Monday, June 18, 2007


Finally, something with something that almost resembles a beat. This one consists of three passes: a drum pass, a pass of a bass sound through a glorpy sample hold filter, and a shimmery bubble-filter pass.

Link to file


Doktor Future said...

I love your site. Love your stuff.

Keep it up!

boink bloop!

cbm said...

Thanks, Dok.

Sometimes I think I'm putting these things up only for you. :-)

Anonymous said...

The good dok f's not the only one listening!

BTW, what is a 'glorpy sample-hold filter'?

cbm said...

Well, the base sound of the bass sound is a sort of fuzzy plunk, but I also fed the waveform generator, before it hit the low pass gate, into the triple morphing filter. This was set to pretty high resonance, and very low morph values, so that it steps sort of like a sample and hold driving a filter. I also had a little filter modulation from a smooth random source. You know... glorpy :-)

This glorpy sound went into a second LPG with different envelope settings. I wish that I had recorded these two parts of the bass sound on different tracks, so I could tweak the balance, but...

Anonymous said...

Great stuff! I like this one. Also shows that the 200e can play a cohesive melody. How did you synthesize the percussion on this one?

cbm said...

Thanks, although I don't know about that whole "cohesive" thing :-)

The percussion on this one is generated using the 261e waveform generator. I have three 261s, so it should come as no surprise that there are three percussion voices used, all with the same routing. In my sequencer the tracks are labeled Kick, Snare-ish, and Annoying. The routing is 261e going into a Low Pass Gate set to filter, then into a second LPG set to gate. Using two LPG sections in series allows for better control of harmonics vs. amplitude. Really short envelopes were used. I also used a little noise as an FM source to the 261e.

Anonymous said...

Hello Chris,

Another loyal listener here! Please keep posting your stuff. I have a 'Chris Muir' folder on my iPod reserved for your experiments, they get lots of playtime. : )

It's obvious that you are really getting to know your instrument. Thanks for sharing your wonderful work.

cbm said...

Thanks, Joxer.

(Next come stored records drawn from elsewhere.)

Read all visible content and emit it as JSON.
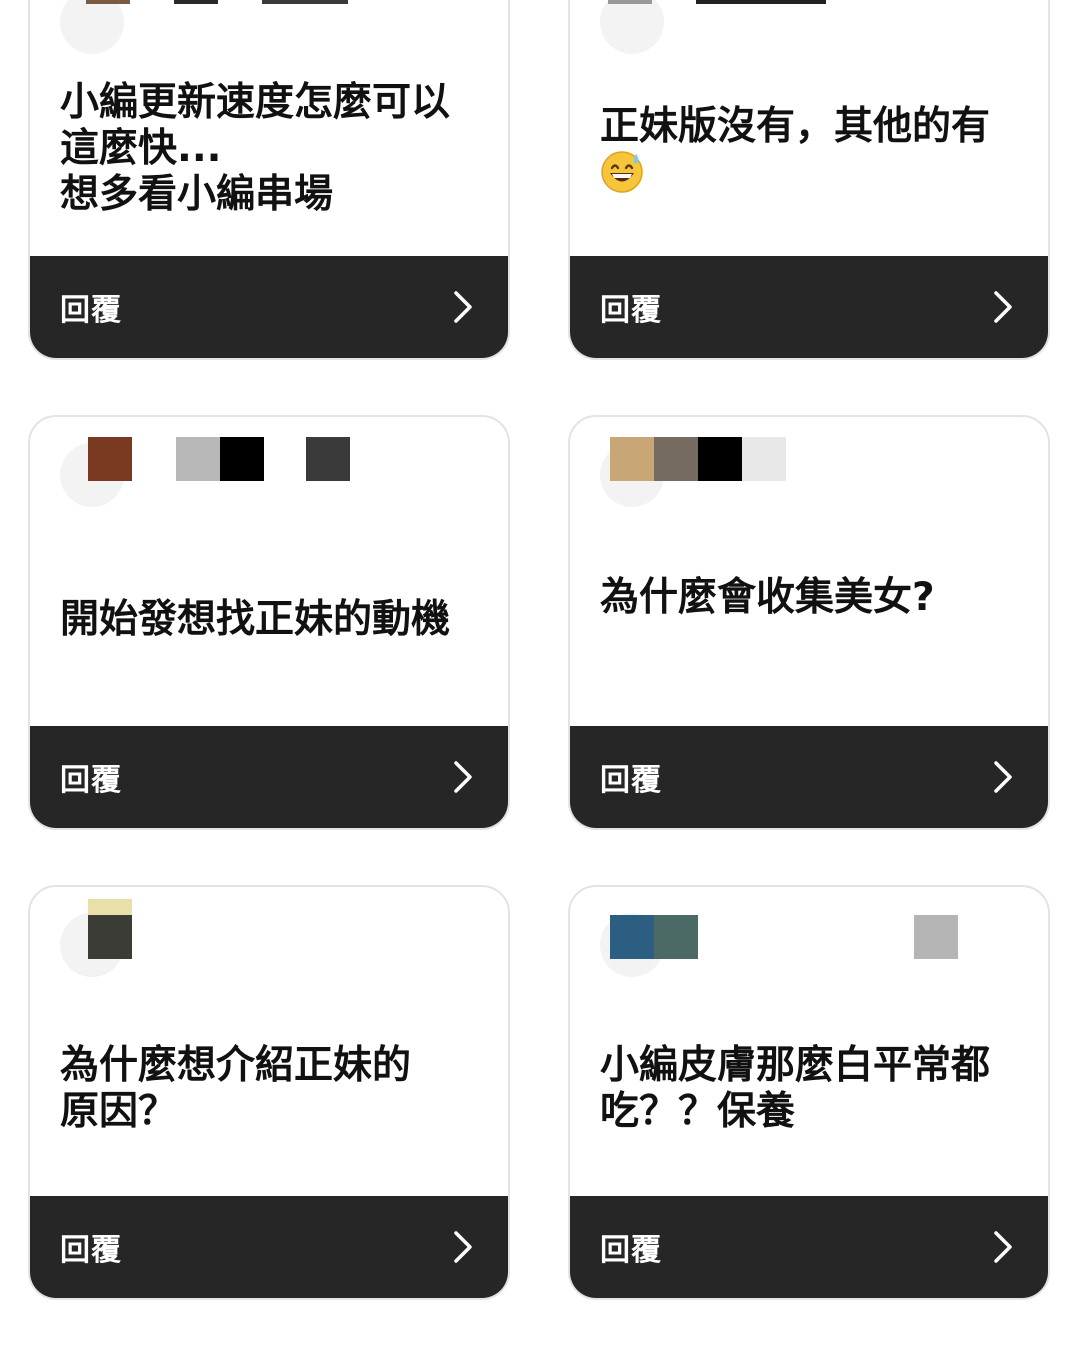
{
  "reply_label": "回覆",
  "colors": {
    "card_border": "#e3e3e3",
    "reply_bar": "#262626",
    "text": "#111111"
  },
  "cards": [
    {
      "question": "小編更新速度怎麼可以\n這麼快...\n想多看小編串場",
      "avatar_swatches": [
        "#7a5a40",
        "#2a2a2a",
        "#3a3a3a"
      ]
    },
    {
      "question": "正妹版沒有，其他的有",
      "emoji": "grinning-face-with-sweat",
      "avatar_swatches": [
        "#999999",
        "#222222"
      ]
    },
    {
      "question": "開始發想找正妹的動機",
      "avatar_swatches": [
        "#7a3a22",
        "#b8b8b8",
        "#000000",
        "#3a3a3a"
      ]
    },
    {
      "question": "為什麼會收集美女?",
      "avatar_swatches": [
        "#c9a676",
        "#766b61",
        "#000000",
        "#e8e8e8"
      ]
    },
    {
      "question": "為什麼想介紹正妹的\n原因？",
      "avatar_swatches": [
        "#e8e0a8",
        "#3c3c36"
      ]
    },
    {
      "question": "小編皮膚那麼白平常都\n吃？？保養",
      "avatar_swatches": [
        "#2b5e80",
        "#4c6a65",
        "#b5b5b5"
      ]
    }
  ]
}
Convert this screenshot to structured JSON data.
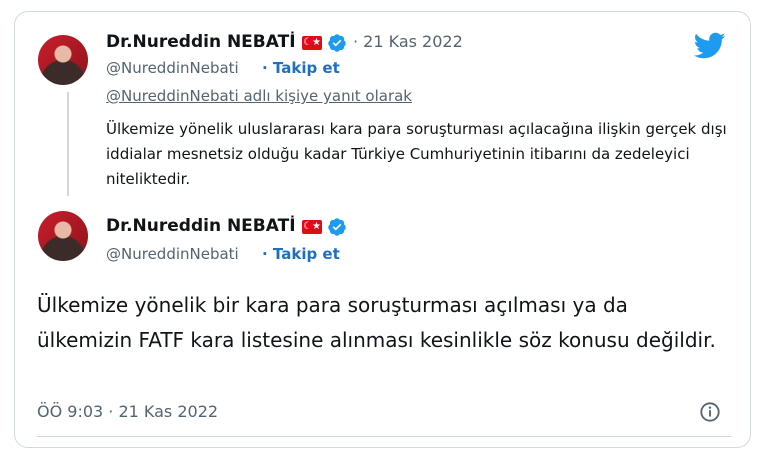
{
  "reply": {
    "author_name": "Dr.Nureddin NEBATİ",
    "flag_glyph": "☾★",
    "date": "· 21 Kas 2022",
    "handle": "@NureddinNebati",
    "follow_label": "· Takip et",
    "reply_context": "@NureddinNebati adlı kişiye yanıt olarak",
    "text": "Ülkemize yönelik uluslararası kara para soruşturması açılacağına ilişkin gerçek dışı iddialar mesnetsiz olduğu kadar Türkiye Cumhuriyetinin itibarını da zedeleyici niteliktedir."
  },
  "main": {
    "author_name": "Dr.Nureddin NEBATİ",
    "flag_glyph": "☾★",
    "handle": "@NureddinNebati",
    "follow_label": "· Takip et",
    "text": "Ülkemize yönelik bir kara para soruşturması açılması ya da ülkemizin FATF kara listesine alınması kesinlikle söz konusu değildir.",
    "timestamp": "ÖÖ 9:03 · 21 Kas 2022"
  },
  "icons": {
    "verified": "verified-badge-icon",
    "twitter": "twitter-bird-icon",
    "info": "info-icon",
    "flag": "turkey-flag-icon"
  },
  "colors": {
    "verified": "#1d9bf0",
    "link": "#1d6fc2",
    "muted": "#536471",
    "flag_red": "#e30a17"
  }
}
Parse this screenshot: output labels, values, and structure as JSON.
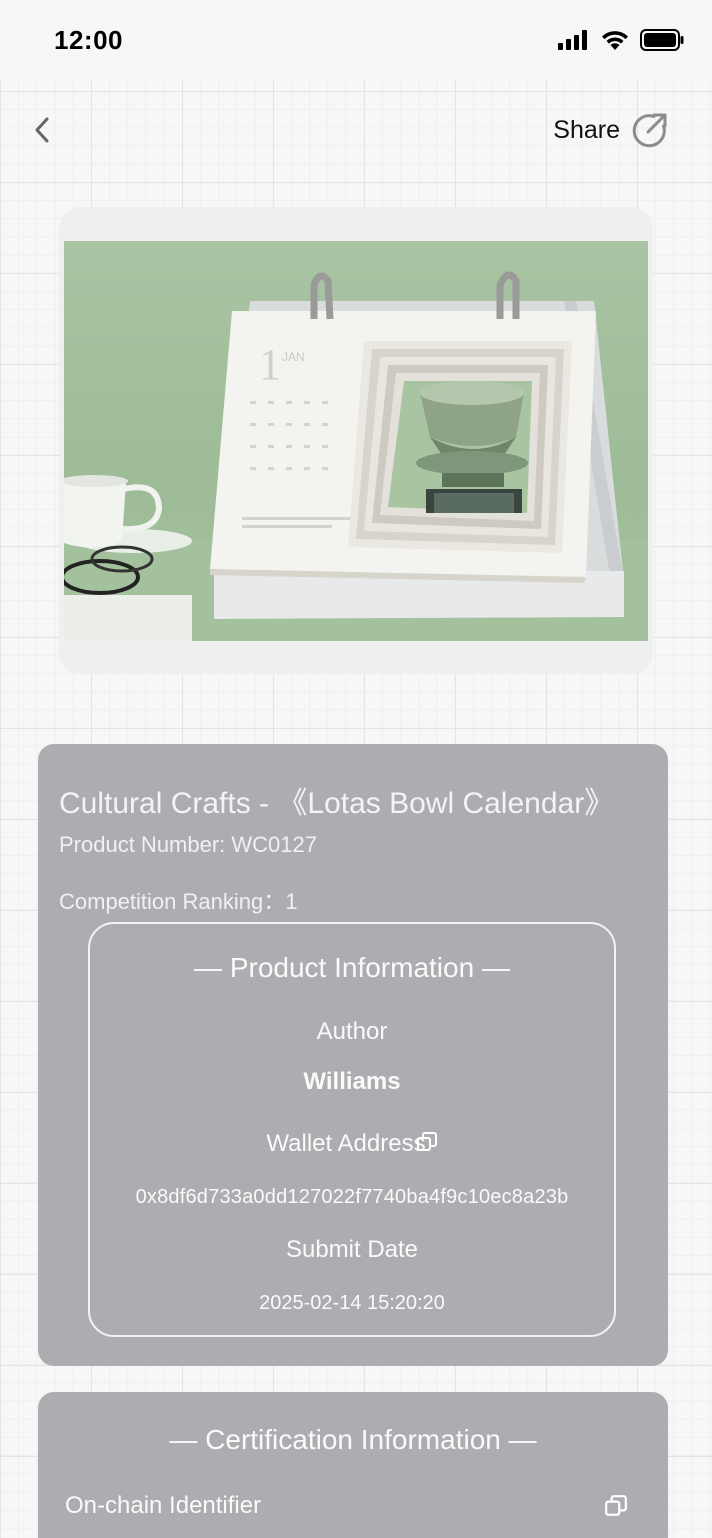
{
  "status": {
    "time": "12:00"
  },
  "nav": {
    "share_label": "Share"
  },
  "product": {
    "title": "Cultural Crafts - 《Lotas Bowl Calendar》",
    "number_label": "Product Number: ",
    "number_value": "WC0127",
    "ranking_label": "Competition Ranking：",
    "ranking_value": "1"
  },
  "product_info": {
    "section_title": "— Product Information —",
    "author_label": "Author",
    "author_value": "Williams",
    "wallet_label": "Wallet Address",
    "wallet_value": "0x8df6d733a0dd127022f7740ba4f9c10ec8a23b",
    "submit_label": "Submit Date",
    "submit_value": "2025-02-14 15:20:20"
  },
  "certification": {
    "section_title": "— Certification Information —",
    "identifier_label": "On-chain Identifier"
  },
  "icons": {
    "back": "chevron-left-icon",
    "share": "share-arrow-icon",
    "copy": "copy-icon"
  },
  "colors": {
    "card_bg": "#adacb0",
    "card_text": "#ffffff",
    "page_bg": "#f7f7f7"
  }
}
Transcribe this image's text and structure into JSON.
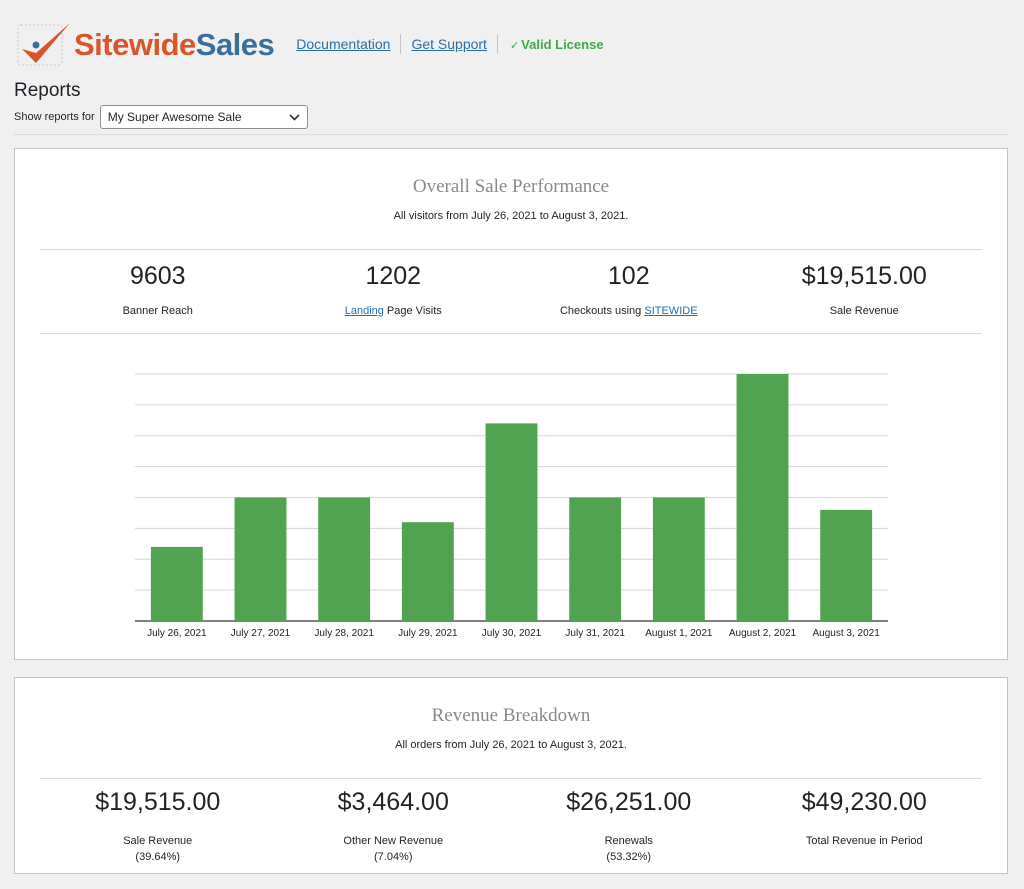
{
  "header": {
    "logo_part1": "Sitewide",
    "logo_part2": "Sales",
    "links": [
      "Documentation",
      "Get Support"
    ],
    "license_check": "✓",
    "license_text": "Valid License"
  },
  "page": {
    "title": "Reports",
    "filter_label": "Show reports for",
    "filter_value": "My Super Awesome Sale",
    "chevron": "⌄"
  },
  "overall": {
    "title": "Overall Sale Performance",
    "subtitle": "All visitors from July 26, 2021 to August 3, 2021.",
    "stats": [
      {
        "value": "9603",
        "label": "Banner Reach"
      },
      {
        "value": "1202",
        "label_link": "Landing",
        "label_rest": " Page Visits"
      },
      {
        "value": "102",
        "label_pre": "Checkouts using ",
        "label_link": "SITEWIDE"
      },
      {
        "value": "$19,515.00",
        "label": "Sale Revenue"
      }
    ]
  },
  "chart_data": {
    "type": "bar",
    "categories": [
      "July 26, 2021",
      "July 27, 2021",
      "July 28, 2021",
      "July 29, 2021",
      "July 30, 2021",
      "July 31, 2021",
      "August 1, 2021",
      "August 2, 2021",
      "August 3, 2021"
    ],
    "values": [
      6,
      10,
      10,
      8,
      16,
      10,
      10,
      20,
      9
    ],
    "ylim": [
      0,
      20
    ],
    "grid": true,
    "color": "#51a351",
    "xlabel": "",
    "ylabel": ""
  },
  "revenue": {
    "title": "Revenue Breakdown",
    "subtitle": "All orders from July 26, 2021 to August 3, 2021.",
    "stats": [
      {
        "value": "$19,515.00",
        "label": "Sale Revenue",
        "pct": "(39.64%)"
      },
      {
        "value": "$3,464.00",
        "label": "Other New Revenue",
        "pct": "(7.04%)"
      },
      {
        "value": "$26,251.00",
        "label": "Renewals",
        "pct": "(53.32%)"
      },
      {
        "value": "$49,230.00",
        "label": "Total Revenue in Period",
        "pct": ""
      }
    ]
  },
  "colors": {
    "accent_link": "#2271b1",
    "valid_green": "#46a749",
    "bar_green": "#51a351",
    "logo_orange": "#d9552b",
    "logo_blue": "#3a6f99"
  }
}
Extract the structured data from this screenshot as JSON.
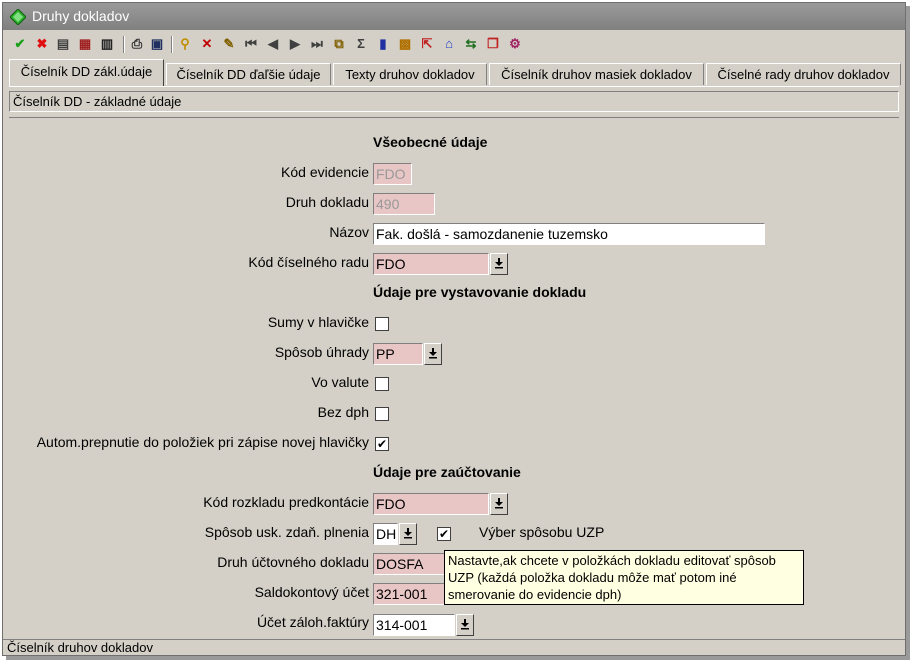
{
  "window": {
    "title": "Druhy dokladov"
  },
  "toolbar": {
    "buttons": [
      {
        "name": "confirm-icon",
        "glyph": "✔",
        "color": "#1aa01a"
      },
      {
        "name": "cancel-icon",
        "glyph": "✖",
        "color": "#e01010"
      },
      {
        "name": "insert-record-icon",
        "glyph": "▤",
        "color": "#404040"
      },
      {
        "name": "copy-record-icon",
        "glyph": "▦",
        "color": "#a02020"
      },
      {
        "name": "delete-record-icon",
        "glyph": "▥",
        "color": "#202020"
      },
      {
        "name": "print-icon",
        "glyph": "⎙",
        "color": "#303030"
      },
      {
        "name": "preview-icon",
        "glyph": "▣",
        "color": "#203060"
      },
      {
        "name": "filter-icon",
        "glyph": "⚲",
        "color": "#c09000"
      },
      {
        "name": "clear-filter-icon",
        "glyph": "✕",
        "color": "#c00000"
      },
      {
        "name": "filter-select-icon",
        "glyph": "✎",
        "color": "#806000"
      },
      {
        "name": "first-record-icon",
        "glyph": "⏮",
        "color": "#404040"
      },
      {
        "name": "prev-record-icon",
        "glyph": "◀",
        "color": "#404040"
      },
      {
        "name": "next-record-icon",
        "glyph": "▶",
        "color": "#404040"
      },
      {
        "name": "last-record-icon",
        "glyph": "⏭",
        "color": "#404040"
      },
      {
        "name": "find-icon",
        "glyph": "⧉",
        "color": "#806000"
      },
      {
        "name": "sum-icon",
        "glyph": "Σ",
        "color": "#404040"
      },
      {
        "name": "book-icon",
        "glyph": "▮",
        "color": "#2030a0"
      },
      {
        "name": "calendar-icon",
        "glyph": "▩",
        "color": "#b07000"
      },
      {
        "name": "export-icon",
        "glyph": "⇱",
        "color": "#c02020"
      },
      {
        "name": "home-icon",
        "glyph": "⌂",
        "color": "#2040c0"
      },
      {
        "name": "transfer-icon",
        "glyph": "⇆",
        "color": "#207020"
      },
      {
        "name": "windows-icon",
        "glyph": "❐",
        "color": "#c02020"
      },
      {
        "name": "settings-icon",
        "glyph": "⚙",
        "color": "#a02060"
      }
    ]
  },
  "tabs": [
    {
      "label": "Číselník DD zákl.údaje",
      "active": true
    },
    {
      "label": "Číselník DD ďaľšie údaje"
    },
    {
      "label": "Texty druhov dokladov"
    },
    {
      "label": "Číselník druhov masiek dokladov"
    },
    {
      "label": "Číselné rady druhov dokladov"
    }
  ],
  "panel": {
    "header": "Číselník DD - základné údaje"
  },
  "form": {
    "section_general": "Všeobecné údaje",
    "kod_evidencie": {
      "label": "Kód evidencie",
      "value": "FDO"
    },
    "druh_dokladu": {
      "label": "Druh dokladu",
      "value": "490"
    },
    "nazov": {
      "label": "Názov",
      "value": "Fak. došlá - samozdanenie tuzemsko"
    },
    "kod_ciselneho_radu": {
      "label": "Kód číselného radu",
      "value": "FDO"
    },
    "section_issue": "Údaje pre vystavovanie dokladu",
    "sumy_v_hlavicke": {
      "label": "Sumy v hlavičke",
      "checked": false
    },
    "sposob_uhrady": {
      "label": "Spôsob úhrady",
      "value": "PP"
    },
    "vo_valute": {
      "label": "Vo valute",
      "checked": false
    },
    "bez_dph": {
      "label": "Bez dph",
      "checked": false
    },
    "autom_prepnutie": {
      "label": "Autom.prepnutie do položiek pri zápise novej hlavičky",
      "checked": true
    },
    "section_accounting": "Údaje pre zaúčtovanie",
    "kod_rozkladu": {
      "label": "Kód rozkladu predkontácie",
      "value": "FDO"
    },
    "sposob_usk": {
      "label": "Spôsob usk. zdaň. plnenia",
      "value": "DH"
    },
    "vyber_uzp": {
      "label": "Výber spôsobu UZP",
      "checked": true
    },
    "druh_uctovneho": {
      "label": "Druh účtovného dokladu",
      "value": "DOSFA"
    },
    "saldokontovy_ucet": {
      "label": "Saldokontový účet",
      "value": "321-001"
    },
    "ucet_zaloh": {
      "label": "Účet záloh.faktúry",
      "value": "314-001"
    }
  },
  "tooltip": {
    "text": "Nastavte,ak chcete v položkách dokladu editovať spôsob UZP (každá položka dokladu môže mať potom iné smerovanie do  evidencie dph)"
  },
  "statusbar": {
    "text": "Číselník druhov dokladov"
  },
  "check_mark": "✔"
}
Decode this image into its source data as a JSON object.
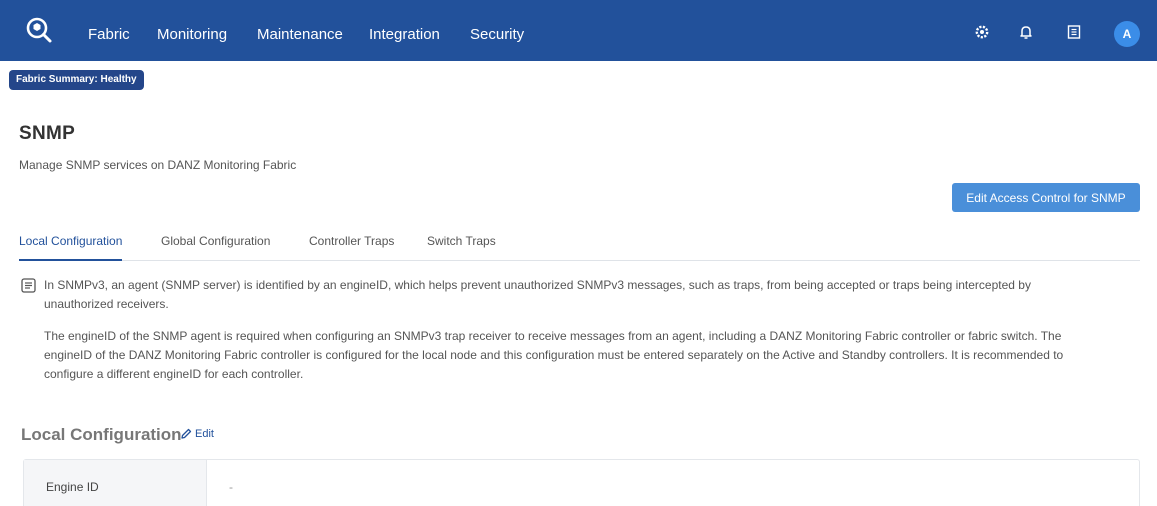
{
  "nav": {
    "items": [
      {
        "label": "Fabric"
      },
      {
        "label": "Monitoring"
      },
      {
        "label": "Maintenance"
      },
      {
        "label": "Integration"
      },
      {
        "label": "Security"
      }
    ],
    "avatar_initial": "A",
    "icons": [
      "gear-icon",
      "bell-icon",
      "document-icon"
    ]
  },
  "summary_badge": "Fabric Summary: Healthy",
  "page": {
    "title": "SNMP",
    "subtitle": "Manage SNMP services on DANZ Monitoring Fabric"
  },
  "edit_access_button": "Edit Access Control for SNMP",
  "tabs": [
    {
      "label": "Local Configuration",
      "active": true
    },
    {
      "label": "Global Configuration",
      "active": false
    },
    {
      "label": "Controller Traps",
      "active": false
    },
    {
      "label": "Switch Traps",
      "active": false
    }
  ],
  "info": {
    "p1_line1": "In SNMPv3, an agent (SNMP server) is identified by an engineID, which helps prevent unauthorized SNMPv3 messages, such as traps, from being accepted or traps being intercepted by",
    "p1_line2": "unauthorized receivers.",
    "p2_line1": "The engineID of the SNMP agent is required when configuring an SNMPv3 trap receiver to receive messages from an agent, including a DANZ Monitoring Fabric controller or fabric switch. The",
    "p2_line2": "engineID of the DANZ Monitoring Fabric controller is configured for the local node and this configuration must be entered separately on the Active and Standby controllers. It is recommended to",
    "p2_line3": "configure a different engineID for each controller."
  },
  "local_config": {
    "title": "Local Configuration",
    "edit_label": "Edit",
    "rows": [
      {
        "label": "Engine ID",
        "value": "-"
      }
    ]
  },
  "colors": {
    "topbar": "#22519b",
    "primary_button": "#4a8fd9",
    "badge": "#24468a",
    "link": "#22519b"
  }
}
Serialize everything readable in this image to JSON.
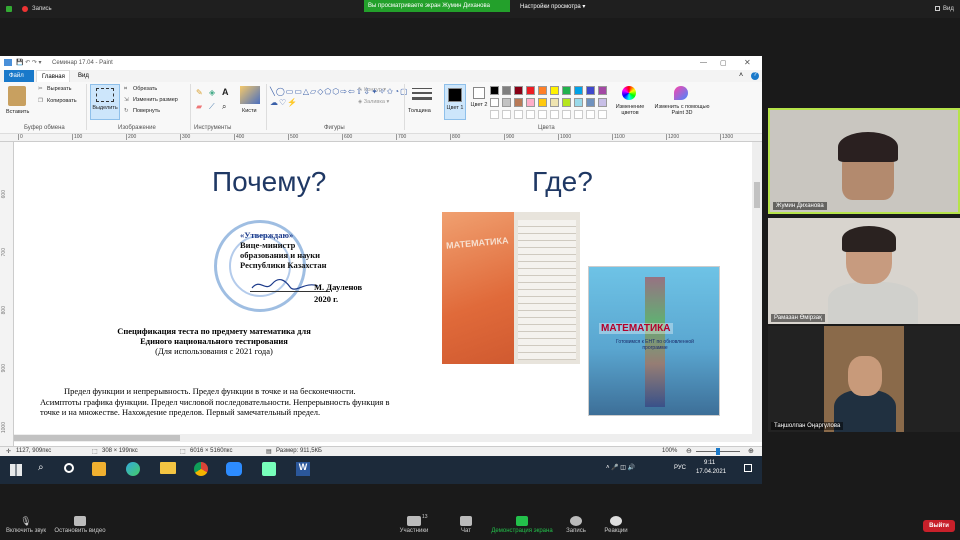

I'm glad that people are enjoying this stuff. I think that people who get off on this sort of electronic racket are few and far between, and it would be hard to reach them without an online community.

Thank Grid for the internet.